We then discount these future cash flows to determine the present value of asbestos liabilities. When we discount our base-case scenario with our estimate for the firm's cost of capital (8.7%), we conclude the asbestos liabilities account for $1.35 billion, or almost $8 per share. However, the impact is far smaller in our bull case ($3 per share) and far larger in our bear case ($13 per share).
The variability in the quantity of lawsuits and size of each settlement for Owens-Illinois is quite high and difficult to reasonably estimate. Investors are advised against valuing O-I utilizing P/E multiples based on a peer average. Many other competitors in the packaging space do not have asbestos exposure; consequently, their earnings are much cleaner than O-I's earnings, which will likely include sizable asbestos-related charges for many years to come.
Sealed Air, best known for its Bubble Wrap protective packaging, acquired its way into the flexible food packaging business and into the realm of asbestos-related obligations. In 1998, Sealed Air acquired its Cryovac assets from W.R. Grace & Company. Following Grace's 2001 asbestos-related bankruptcy filing, Sealed Air entered into an asbestos settlement agreement to fund an asbestos trust upon Grace's emergence from bankruptcy.

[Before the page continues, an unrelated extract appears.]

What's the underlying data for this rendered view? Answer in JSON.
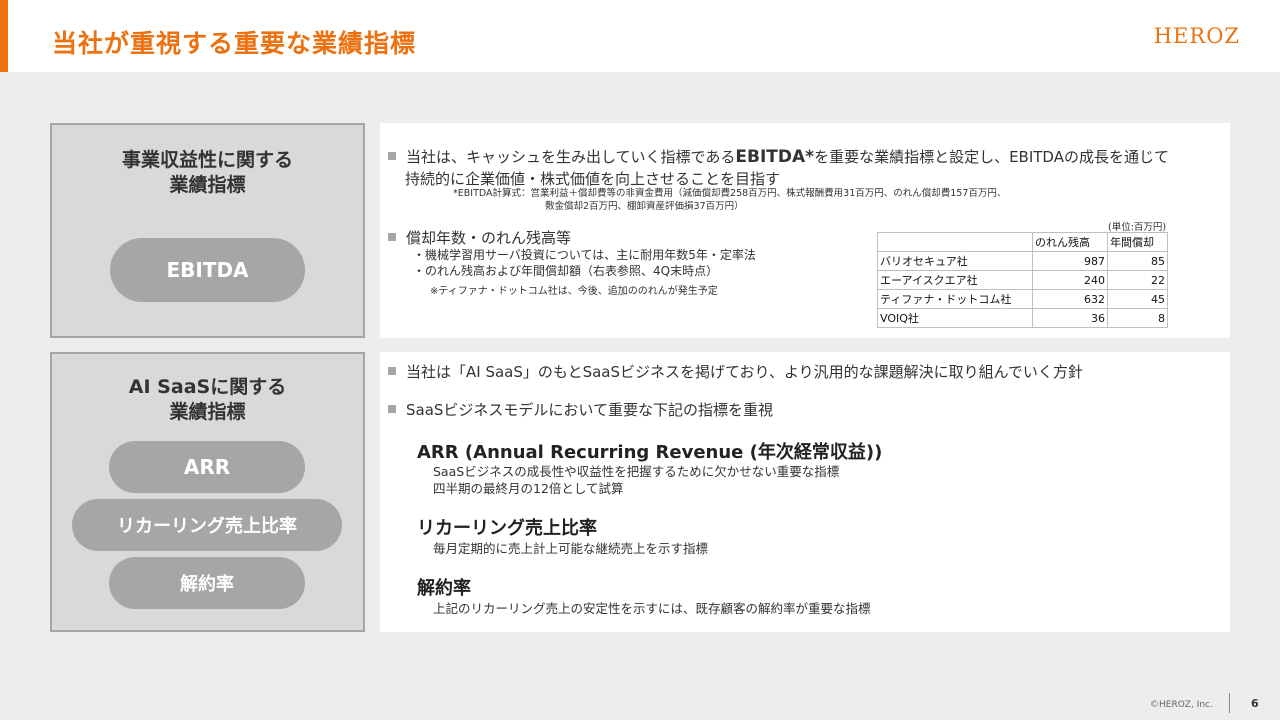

Sealed Air's asbestos agreement was reached in 2002 and resolves all current and future asbestos-related claims against the firm in exchange for $512.5 million of cash (which accrues 5.5% annual interest until the payment is made to the trust upon Grace's emergence from bankruptcy) and 18 million shares of stock (split adjusted). As of March 31, 2010, Sealed Air has carried a $757 million current liability on its balance sheet related to the pending cash payment. Offsetting this liability is over $600 million of cash and adequate borrowing capacity to fully cover this debt when it comes due.
Whereas O-I's asbestos exposure is challenging to quantify, Sealed Air's liability is a bit easier. There's a good chance Grace will come out bankruptcy in the next year; consequently, Sealed Air will give the trust over $750 million in cash and 16 million shares. Once the asbestos trust is funded, Sealed Air's interest expense will be reduced by more than $40 million per year, providing a boost the company's net income.
There is, however, a small risk that Sealed Air's settlement agreement may not become effective, in which case the firm would not have to provide the trust with its cash and stock contribution. However, this would not absolve Sealed Air from its asbestos-related liabilities. We believe there is only a minute chance of the settlement not occurring. In such an unlikely event, we'd want to run a scenario analysis on Sealed Air's asbestos liability similar to the one we conducted with Owens-Illinois.
Estimating the value of a share already hinges on a multitude of assumptions. Adding the uncertainty of legal payouts related to asbestos brings about yet another challenge. Companies such as Owens-Illinois that fight asbestos charges on a case-by-case basis are faced with a wide range of possible outcomes that will impact cash flow and share price. It's much easier to place a valuation on the asbestos impact for firms like Sealed Air, which have agreed to fund asbestos trusts in exchange for the resolution of all asbestos-related claims.
While we don't believe that asbestos will bankrupt either company, we do believe investors should be aware of the magnitude of asbestos-related liability and the impact on the companies' values.
Thomas Mullarkey does not own (actual or beneficial) shares in any of the securities mentioned above. Find out about Morningstar’s editorial policies.